Anthony Gonsalves was one of the industry’s first music arrangers. He found work with Shyam Sundar as a violinist in 1943 at the age of 16. He soon graduated to ‘arranging’ music for him, fully orchestrating several of his songs. He also worked with Ghulam Haidar, Anil Biswas, Naushad, O. P. Nayyar and Madan Mohan and was indispensable to some of them. With the introduction of magnetic recording in the 50s, composers became more experimental. C. Ramachandra introduced ‘swing’ into Bollywood with tunes such as Gore Gore O Banke Chore (Samadhi) and Shola Jo Bhadke (Albela). ongs such as these would not have been possible without C. Ramachandra’s collaboration with Chic Chocolate, a Goan trumpettist who led a Jazz band at the Taj Mahal Hotel in Bombay and was Bombay’s bestknown jazz musician. He has almost been deleted from history. His family was in possession of some photos and few gramophone discs which is all that remains of his music.
The most famous of Bollywood’s music arrangers so far is Sebastian D’Souza. He created scores for over 125 films and over 1000 songs. He began work with O. P. Nayyar arranging music for everlasting hits such as Sun sun sun Zalima (Aar Paar) and Mera Naam Chin Chin Choo (Howrah Bridge) . His creative influence on Hindi film music is immense and can never be emphasized enough. Prior to him, film music followed the song’s melodic line. But he created a “full body of sound behind the voice of the singer” which soon became a constant.5 This is what created the “sound of the golden 50s” and is largely due to him. His collaboration with Shankar Jaikishen from 1952 till 1975 on films from Awara to Pran Jaye Par Vachan Na Jaye yielded and numbers such as Jeena yahan marna yahan or Ae mere dil kahin aur chal which are permanently lodged in the Indian consciousness.
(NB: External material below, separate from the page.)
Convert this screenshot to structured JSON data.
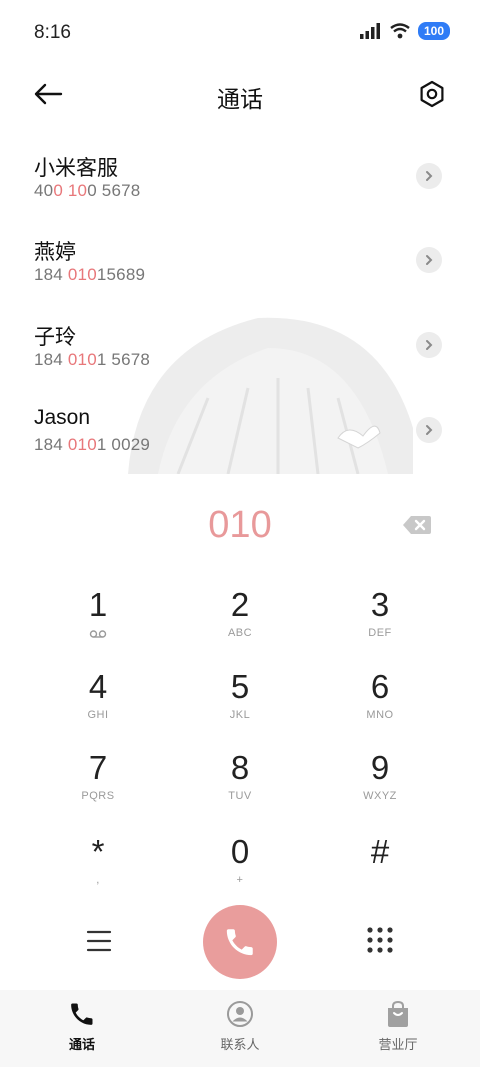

Hindi film music of the seventies and eighties was dominated by R. D. Burman who composed music for a restless generation with rock, jazz and disco rhythms.Dum Maro Dum(1972) and Chura Liya (1975) are cult numbers and are being continually remixed. Manohari Singh6, an alto saxophonist from Kolkata, who started off as S. D. Burman’s arranger, remained R. D’s collaborator till the very end in 1994 when he wrote the music for 1947- A Love Story.
The extent of a music arranger’s contribution can be gauged by listening to Aradhana’s all-time hit, Roop Tera Mastana (1969). S. D. Burman has been officially credited for its music but there were critical inputs from Kishore Kumar and Manohari Singh and his collaborator Vashu7. If you listen carefully to the song, Manohari’s ‘bluesy’ saxophone solo midway through8 is critical to its overall sound. It injects an intimation of tragic love into the song’s storm of sexual desire and its accordion-induced ‘swing’ of excitement, adding a troubling note of disquiet which seems to come from deep within it. Roop Tera Mastana is far from simple. It is not a cult classic for nothing.
The Hindi movie song shows how ‘nationalism’ cannot be engineered and how national identity is more in the nature of a fluid and living energy. The Hindi movie song, at its best, is a seamless blend of diverse influences resulting from the dynamic synergy which has been at work in the Indian film industry right since its inception.
Lata mangeshkar, manna dey singing for Indian Symphony Orchestra formed by Anthony Gonsalves (with baton). http://goanetblog.blogspot.com/Sebastian d’souza (left) with mohd. Rafi -http://www.hamaraforums.com/v. shantaram with john and joe gomes http://jazzperme.blogspot.com/2011/02/ashwin-permangalore-heritage-of-old.htmlmanohari singh with mohd. Rafi http://www.hamaraphotos.com/photo_-48379.html
guru dutt and shyama, aar paar (1954) singing o.p. nayyar’s – sun sun sun sun zalima
Manohari Singh YouTube links:
1 (O Maria!, sung by Remo Fernandes, from album Dil Hi Dil Mein (1999), music A. R. Rahman, written by Mehboob)